“The European economy in general and the road freight transport sector in particular are in line with this general diagnosis. The European economy lost its momentum in 2023, against a backdrop of high living costs, low external demand and monetary tightening. As for the road transport sector, it must cope with the economic downturn, while facing the unpredictability of its costs or the imperatives of decarbonisation.”

Very different forecasts relating to the international operations of transport and logistics companies such as Relay. This is because events have placed us in an unpredictable world economic and market environment, but the reason that leading players in this sector have survived and thrived is that their adherence to basic service principles remains unchanged in an uncertain and febrile world order.

Structural resilience

Like other leading transport and logistics companies, the attention we give to every detail and to every stage of the consignments in our charge is meticulous.

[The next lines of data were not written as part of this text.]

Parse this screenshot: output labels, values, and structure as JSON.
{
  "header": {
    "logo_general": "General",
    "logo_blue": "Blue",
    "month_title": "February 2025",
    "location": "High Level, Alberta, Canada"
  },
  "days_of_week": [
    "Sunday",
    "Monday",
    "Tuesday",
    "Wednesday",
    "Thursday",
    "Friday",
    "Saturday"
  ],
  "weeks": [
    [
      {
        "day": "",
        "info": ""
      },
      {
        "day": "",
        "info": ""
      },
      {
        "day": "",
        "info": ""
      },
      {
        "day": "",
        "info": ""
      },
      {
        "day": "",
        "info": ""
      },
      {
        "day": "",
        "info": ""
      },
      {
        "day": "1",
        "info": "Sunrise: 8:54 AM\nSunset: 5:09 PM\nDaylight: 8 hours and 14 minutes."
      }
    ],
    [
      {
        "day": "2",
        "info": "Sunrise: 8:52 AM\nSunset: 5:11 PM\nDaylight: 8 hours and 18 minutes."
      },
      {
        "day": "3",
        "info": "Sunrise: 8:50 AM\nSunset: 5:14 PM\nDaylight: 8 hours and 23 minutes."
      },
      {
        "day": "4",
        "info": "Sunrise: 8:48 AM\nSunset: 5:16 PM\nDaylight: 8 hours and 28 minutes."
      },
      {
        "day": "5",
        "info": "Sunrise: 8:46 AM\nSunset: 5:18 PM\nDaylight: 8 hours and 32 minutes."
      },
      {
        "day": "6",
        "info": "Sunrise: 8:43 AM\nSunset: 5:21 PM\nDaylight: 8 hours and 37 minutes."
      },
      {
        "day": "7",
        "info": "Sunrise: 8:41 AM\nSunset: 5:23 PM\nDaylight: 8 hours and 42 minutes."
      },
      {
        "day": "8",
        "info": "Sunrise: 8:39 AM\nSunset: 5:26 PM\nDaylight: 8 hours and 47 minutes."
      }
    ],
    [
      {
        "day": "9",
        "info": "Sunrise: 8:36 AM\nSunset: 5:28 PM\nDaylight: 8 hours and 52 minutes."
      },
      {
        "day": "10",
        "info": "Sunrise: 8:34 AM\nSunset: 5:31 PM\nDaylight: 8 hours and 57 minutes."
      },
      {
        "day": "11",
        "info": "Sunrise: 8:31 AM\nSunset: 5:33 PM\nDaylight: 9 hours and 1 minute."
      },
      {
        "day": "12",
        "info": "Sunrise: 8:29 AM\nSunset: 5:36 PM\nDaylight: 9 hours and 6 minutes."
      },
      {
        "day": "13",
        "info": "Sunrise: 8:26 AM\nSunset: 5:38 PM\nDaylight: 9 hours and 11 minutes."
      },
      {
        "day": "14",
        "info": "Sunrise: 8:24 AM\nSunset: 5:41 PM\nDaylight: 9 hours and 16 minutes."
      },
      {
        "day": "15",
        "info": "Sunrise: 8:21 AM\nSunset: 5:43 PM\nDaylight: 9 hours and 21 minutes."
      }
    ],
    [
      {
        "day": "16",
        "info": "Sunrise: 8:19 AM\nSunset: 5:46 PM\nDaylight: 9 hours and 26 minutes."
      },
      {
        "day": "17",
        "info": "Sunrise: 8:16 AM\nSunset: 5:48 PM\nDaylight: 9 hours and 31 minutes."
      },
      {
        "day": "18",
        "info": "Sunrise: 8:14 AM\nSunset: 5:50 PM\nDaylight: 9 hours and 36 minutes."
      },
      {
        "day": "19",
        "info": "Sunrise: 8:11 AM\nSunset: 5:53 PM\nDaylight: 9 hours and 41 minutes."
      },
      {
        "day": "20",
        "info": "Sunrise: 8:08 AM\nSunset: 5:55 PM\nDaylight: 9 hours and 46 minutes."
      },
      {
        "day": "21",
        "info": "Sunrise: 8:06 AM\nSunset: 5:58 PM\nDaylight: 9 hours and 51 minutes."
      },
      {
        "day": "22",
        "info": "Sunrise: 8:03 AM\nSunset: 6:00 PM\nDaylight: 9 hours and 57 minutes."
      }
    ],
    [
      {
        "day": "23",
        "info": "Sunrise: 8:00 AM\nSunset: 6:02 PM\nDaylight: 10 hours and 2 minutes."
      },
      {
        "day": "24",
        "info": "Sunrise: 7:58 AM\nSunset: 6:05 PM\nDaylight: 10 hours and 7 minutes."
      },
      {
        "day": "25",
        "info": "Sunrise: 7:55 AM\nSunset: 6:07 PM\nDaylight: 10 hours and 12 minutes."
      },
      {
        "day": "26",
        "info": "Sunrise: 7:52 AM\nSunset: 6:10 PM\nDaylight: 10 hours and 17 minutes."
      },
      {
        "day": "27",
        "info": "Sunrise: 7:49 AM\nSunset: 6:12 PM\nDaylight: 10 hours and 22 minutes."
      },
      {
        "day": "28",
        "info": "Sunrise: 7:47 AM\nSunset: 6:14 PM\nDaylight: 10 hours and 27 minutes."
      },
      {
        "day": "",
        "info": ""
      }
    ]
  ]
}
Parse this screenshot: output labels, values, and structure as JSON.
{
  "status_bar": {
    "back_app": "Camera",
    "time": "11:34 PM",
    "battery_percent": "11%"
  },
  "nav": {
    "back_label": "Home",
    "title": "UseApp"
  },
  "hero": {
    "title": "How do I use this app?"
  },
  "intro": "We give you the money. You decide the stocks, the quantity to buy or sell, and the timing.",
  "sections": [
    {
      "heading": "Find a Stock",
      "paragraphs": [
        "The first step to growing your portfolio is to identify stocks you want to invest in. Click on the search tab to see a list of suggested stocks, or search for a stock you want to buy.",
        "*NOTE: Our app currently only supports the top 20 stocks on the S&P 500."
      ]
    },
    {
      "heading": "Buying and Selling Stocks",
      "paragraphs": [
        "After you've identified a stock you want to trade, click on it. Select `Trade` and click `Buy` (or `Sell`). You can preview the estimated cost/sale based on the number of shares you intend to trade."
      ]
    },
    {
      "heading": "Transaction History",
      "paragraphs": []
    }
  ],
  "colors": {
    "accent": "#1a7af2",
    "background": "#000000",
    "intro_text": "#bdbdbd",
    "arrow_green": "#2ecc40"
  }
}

This includes using the most appropriate vehicles for any given delivery. For instance, for UK deliveries, we acquired two Mercedes-Benz 18-tonne side-loading trucks, enabling loading and unloading to be undertaken more easily by forklifts. As the vulnerable electronics equipment we handle is frequently very bulky, this is an excellent way of delivering it safely to point of end use.

But both at home and abroad, we have the skills and experience in place, backed by advanced track and trace technology, to give us the structural resilience to meet the challenges of an ever-changing worldwide market environment. The logistics sector has shown itself capable of meeting potential setbacks time and time again, and we believe will inevitably continue to do so!